Dr. Henry Klassen of UC Irvine has initiated an FDA approved stem cell based clinical trial for the treatment of Retinitis Pigmentosa (RP) through the regeneration of damaged retinal tissue. RP is caused by the slow decay of photoreceptors in the retina, which provide vital chemical communication to the brain. The disease is thought to derive from mutations in genes responsible for rods and cones, which ultimately lead to blindness. There is no current treatment for RP.
NHS Blood and Transplant is organizing a stem cell treatment protocol in Liverpool, England for patients with diabetes related kidney disease. The randomized controlled trial will compare injections of mesenchymal stem cells with placebo injections and study whether stem cells will slow down or halt tissue damage, removing the current reliance on dialysis or transplants.
In a recently published study, a team of researchers led by Dr. Giovanni Mancardi from the University of Genoa conducted a phase II clinical trial to compare the effectiveness of conventional multiple sclerosis [MS] therapy to intravenous stem cell transplantation. Throughout the four year trial, the team found that, in addition to significantly decreasing disease progression and brain damage compared to MS drug mitoxantrone [MTX], the transplanted stem cells had migrated into the patients’ bone marrow and stimulated the generation of new, non-harmful immune cells, essentially resetting the immune system.

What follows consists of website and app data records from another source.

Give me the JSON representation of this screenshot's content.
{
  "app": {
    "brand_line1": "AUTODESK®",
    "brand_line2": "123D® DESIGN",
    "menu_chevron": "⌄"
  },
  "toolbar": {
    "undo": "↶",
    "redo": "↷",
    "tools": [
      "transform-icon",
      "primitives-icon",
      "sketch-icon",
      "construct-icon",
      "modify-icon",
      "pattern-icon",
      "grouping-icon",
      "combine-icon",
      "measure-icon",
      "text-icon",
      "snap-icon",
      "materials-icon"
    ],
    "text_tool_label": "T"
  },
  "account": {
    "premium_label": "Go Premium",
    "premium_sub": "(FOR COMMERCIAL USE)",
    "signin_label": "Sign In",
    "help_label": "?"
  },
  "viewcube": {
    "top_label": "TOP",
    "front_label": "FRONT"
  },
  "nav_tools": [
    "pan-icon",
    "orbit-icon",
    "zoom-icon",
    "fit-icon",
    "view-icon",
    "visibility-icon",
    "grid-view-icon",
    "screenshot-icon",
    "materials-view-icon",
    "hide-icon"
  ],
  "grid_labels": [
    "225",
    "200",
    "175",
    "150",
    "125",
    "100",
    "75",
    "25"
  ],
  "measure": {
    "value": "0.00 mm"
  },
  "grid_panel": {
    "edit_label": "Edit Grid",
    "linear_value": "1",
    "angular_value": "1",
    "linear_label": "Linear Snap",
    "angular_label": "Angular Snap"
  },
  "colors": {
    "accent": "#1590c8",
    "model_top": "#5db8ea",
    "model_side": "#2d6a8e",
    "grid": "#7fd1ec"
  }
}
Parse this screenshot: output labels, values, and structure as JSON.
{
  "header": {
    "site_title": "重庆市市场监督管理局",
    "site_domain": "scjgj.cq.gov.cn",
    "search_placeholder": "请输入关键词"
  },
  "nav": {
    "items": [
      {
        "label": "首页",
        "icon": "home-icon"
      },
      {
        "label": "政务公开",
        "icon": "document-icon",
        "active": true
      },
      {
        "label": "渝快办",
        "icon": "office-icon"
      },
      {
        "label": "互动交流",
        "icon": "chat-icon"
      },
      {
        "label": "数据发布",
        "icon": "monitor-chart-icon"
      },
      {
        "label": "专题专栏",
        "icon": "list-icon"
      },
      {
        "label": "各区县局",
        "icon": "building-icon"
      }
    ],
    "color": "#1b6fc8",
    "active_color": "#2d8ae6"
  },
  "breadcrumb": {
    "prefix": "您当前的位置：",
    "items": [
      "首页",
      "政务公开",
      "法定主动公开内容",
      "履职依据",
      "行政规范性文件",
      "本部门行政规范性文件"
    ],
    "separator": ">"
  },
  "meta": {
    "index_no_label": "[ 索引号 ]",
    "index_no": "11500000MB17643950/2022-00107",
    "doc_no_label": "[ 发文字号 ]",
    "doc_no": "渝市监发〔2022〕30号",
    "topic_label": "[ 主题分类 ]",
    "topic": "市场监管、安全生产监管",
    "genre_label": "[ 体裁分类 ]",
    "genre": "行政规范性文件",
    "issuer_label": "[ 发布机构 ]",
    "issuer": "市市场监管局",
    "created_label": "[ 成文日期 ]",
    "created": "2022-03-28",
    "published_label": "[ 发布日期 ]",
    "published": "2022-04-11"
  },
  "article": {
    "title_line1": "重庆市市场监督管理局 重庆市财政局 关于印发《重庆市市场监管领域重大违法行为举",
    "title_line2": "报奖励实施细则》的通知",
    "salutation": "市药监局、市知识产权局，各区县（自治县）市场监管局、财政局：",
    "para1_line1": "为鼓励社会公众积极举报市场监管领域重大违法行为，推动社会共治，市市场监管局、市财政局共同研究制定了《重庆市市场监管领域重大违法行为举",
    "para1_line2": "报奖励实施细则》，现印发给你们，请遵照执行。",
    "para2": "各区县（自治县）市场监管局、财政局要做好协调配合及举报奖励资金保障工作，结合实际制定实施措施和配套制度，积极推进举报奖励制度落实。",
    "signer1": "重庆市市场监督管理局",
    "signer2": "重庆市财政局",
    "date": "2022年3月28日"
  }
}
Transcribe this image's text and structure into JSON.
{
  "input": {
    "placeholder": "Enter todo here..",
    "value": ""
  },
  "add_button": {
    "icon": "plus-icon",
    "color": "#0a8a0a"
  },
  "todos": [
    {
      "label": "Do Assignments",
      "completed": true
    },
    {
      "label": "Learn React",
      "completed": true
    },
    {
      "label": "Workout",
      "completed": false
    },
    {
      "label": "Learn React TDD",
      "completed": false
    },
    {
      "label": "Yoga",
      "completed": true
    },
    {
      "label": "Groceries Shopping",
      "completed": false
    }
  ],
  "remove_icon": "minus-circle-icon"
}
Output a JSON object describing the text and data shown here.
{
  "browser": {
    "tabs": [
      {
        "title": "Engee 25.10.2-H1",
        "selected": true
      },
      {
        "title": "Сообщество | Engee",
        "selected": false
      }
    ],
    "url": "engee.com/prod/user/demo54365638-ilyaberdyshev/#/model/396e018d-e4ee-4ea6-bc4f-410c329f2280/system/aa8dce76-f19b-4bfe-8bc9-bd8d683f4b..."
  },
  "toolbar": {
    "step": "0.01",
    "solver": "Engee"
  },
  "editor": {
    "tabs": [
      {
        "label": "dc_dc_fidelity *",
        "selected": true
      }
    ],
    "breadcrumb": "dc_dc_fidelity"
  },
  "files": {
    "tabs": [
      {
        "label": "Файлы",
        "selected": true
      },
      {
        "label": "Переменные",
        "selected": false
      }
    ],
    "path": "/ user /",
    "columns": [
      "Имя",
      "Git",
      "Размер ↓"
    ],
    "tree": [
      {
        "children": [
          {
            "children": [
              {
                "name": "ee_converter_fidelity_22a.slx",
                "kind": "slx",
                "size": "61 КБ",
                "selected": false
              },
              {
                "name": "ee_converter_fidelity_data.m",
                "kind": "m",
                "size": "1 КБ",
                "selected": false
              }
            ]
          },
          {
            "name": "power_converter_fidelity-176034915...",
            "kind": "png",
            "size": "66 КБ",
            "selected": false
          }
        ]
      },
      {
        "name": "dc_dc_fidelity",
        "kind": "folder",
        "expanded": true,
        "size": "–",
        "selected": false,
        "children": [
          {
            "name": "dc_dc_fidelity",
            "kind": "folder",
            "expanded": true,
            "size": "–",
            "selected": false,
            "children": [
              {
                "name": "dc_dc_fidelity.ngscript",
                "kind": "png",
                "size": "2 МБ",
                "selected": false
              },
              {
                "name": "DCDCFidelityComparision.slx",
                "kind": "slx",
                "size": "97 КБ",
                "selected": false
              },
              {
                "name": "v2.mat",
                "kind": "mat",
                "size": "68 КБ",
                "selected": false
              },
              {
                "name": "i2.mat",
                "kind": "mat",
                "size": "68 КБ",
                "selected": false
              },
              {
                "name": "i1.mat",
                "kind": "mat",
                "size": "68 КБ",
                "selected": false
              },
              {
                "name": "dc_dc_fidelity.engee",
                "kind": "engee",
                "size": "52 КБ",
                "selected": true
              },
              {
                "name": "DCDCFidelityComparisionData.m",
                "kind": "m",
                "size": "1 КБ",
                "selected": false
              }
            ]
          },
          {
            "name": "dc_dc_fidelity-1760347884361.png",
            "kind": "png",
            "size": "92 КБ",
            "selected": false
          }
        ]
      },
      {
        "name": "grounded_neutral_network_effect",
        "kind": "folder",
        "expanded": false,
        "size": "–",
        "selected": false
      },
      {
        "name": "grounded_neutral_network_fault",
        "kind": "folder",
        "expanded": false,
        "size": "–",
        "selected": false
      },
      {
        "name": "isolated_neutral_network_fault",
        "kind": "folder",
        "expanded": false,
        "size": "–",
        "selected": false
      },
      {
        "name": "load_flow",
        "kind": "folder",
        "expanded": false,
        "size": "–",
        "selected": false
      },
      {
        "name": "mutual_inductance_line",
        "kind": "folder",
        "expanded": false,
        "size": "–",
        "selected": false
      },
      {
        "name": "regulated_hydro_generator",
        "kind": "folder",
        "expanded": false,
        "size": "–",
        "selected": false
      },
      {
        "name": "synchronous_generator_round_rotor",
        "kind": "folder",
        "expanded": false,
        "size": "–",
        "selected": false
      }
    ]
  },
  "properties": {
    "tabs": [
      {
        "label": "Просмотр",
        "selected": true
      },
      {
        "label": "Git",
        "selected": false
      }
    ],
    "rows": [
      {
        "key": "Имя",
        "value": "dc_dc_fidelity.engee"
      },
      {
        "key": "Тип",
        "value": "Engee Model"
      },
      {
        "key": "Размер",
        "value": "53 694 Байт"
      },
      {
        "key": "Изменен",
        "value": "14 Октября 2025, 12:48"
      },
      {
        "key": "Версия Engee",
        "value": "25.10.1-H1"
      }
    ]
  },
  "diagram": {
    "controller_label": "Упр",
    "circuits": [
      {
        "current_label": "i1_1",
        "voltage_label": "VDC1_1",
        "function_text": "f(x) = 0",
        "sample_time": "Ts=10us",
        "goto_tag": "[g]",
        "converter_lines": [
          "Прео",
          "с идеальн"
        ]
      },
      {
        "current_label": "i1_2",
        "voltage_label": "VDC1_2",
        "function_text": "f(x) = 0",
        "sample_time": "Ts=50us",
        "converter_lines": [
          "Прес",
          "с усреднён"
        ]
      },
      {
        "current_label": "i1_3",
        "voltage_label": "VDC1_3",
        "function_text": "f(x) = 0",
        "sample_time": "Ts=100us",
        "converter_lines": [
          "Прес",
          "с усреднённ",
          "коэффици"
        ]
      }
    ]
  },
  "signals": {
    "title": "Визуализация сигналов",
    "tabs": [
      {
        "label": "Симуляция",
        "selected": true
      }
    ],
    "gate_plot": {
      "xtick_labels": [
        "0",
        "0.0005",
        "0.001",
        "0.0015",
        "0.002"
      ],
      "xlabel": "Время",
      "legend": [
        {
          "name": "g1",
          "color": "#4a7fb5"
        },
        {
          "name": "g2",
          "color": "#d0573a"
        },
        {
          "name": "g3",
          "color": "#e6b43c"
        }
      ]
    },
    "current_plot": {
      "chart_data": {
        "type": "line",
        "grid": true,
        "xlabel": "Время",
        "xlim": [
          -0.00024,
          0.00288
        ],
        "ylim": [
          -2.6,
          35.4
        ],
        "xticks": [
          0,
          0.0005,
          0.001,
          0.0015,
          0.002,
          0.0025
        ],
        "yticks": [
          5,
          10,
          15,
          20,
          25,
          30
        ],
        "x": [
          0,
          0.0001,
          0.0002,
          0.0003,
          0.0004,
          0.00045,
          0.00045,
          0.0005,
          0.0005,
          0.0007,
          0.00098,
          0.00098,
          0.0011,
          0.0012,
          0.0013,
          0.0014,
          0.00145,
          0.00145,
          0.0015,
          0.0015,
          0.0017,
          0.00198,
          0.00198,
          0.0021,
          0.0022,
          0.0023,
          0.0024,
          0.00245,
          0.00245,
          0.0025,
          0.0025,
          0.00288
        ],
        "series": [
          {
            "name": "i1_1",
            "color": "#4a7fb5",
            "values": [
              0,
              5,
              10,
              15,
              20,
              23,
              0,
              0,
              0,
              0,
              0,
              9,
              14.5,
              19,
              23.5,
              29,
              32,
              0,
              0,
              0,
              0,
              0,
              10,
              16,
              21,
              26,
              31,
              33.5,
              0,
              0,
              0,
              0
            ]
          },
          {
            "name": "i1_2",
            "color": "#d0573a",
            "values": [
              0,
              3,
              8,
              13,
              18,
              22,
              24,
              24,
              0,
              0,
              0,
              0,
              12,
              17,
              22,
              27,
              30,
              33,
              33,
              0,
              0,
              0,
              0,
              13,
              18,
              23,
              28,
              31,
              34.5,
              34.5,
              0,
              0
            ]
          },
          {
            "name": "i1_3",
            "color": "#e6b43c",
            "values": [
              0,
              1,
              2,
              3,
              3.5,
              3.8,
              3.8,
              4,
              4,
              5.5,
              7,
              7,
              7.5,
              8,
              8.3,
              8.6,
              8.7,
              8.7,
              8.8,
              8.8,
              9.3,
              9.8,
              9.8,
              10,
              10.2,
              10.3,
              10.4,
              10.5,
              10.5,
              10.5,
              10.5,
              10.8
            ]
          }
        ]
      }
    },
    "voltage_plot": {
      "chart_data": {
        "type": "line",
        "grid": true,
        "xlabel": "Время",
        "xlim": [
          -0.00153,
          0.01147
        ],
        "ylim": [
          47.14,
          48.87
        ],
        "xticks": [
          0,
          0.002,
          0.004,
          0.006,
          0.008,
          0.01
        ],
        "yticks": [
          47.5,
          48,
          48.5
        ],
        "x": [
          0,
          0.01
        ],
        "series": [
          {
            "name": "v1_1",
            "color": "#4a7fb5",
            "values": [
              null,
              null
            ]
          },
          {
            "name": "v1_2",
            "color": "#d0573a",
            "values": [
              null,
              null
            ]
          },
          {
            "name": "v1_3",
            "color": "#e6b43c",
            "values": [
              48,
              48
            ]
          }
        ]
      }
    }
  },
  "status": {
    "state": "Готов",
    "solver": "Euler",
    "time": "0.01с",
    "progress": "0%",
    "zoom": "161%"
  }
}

Researchers at the University Hospital Niño Jesus in Madrid, Spain, are conducting a clinical trial to determine the safety and efficacy of treating cerebral palsy patients with hematopoietic stem cells from cord blood, as well as mesenchymal stem cells [MSCs] from umbilical cord tissue. The scientists will compare the two types of autologous [the patient’s own] stem cells in their effectiveness regarding immune-regulation, anti-inflammatory activity, and stimulation of brain tissue regeneration.
Researchers at Mayo Clinic have introduced a new therapy using cardiogenically-instructed stem cells that can improve heart health. This is the first clinical study for the targeted regeneration of a failing organ. The Mayo Clinic study represents what we believe to be the gold standard in regenerative treatments – utilizing the patient’s own stem cells for the therapy. As a result of the use of autologous [the patient’s own] stem cells, there were no complications in any of the patients. Every patient in the stem cell treatment group improved. "The benefit to patients who received cardiopoietic stem cell therapy was significant," said Dr. Terzic – the senior author of the study, with improvements in heart pumping function, physical performance (such as walking distance) and overall quality of life.
A Phase I/II clinical trial to treat dry age-related macular degeneration (Dry-AMD) is being conducted by StemCells, Inc. Dry-AMD is the most common type of macular degeneration and affects 90% of patients with the condition. It is a chronic eye disease that causes vision loss in the center of the field of vision and is the major cause of blindness and visual impairment in adults older than 50.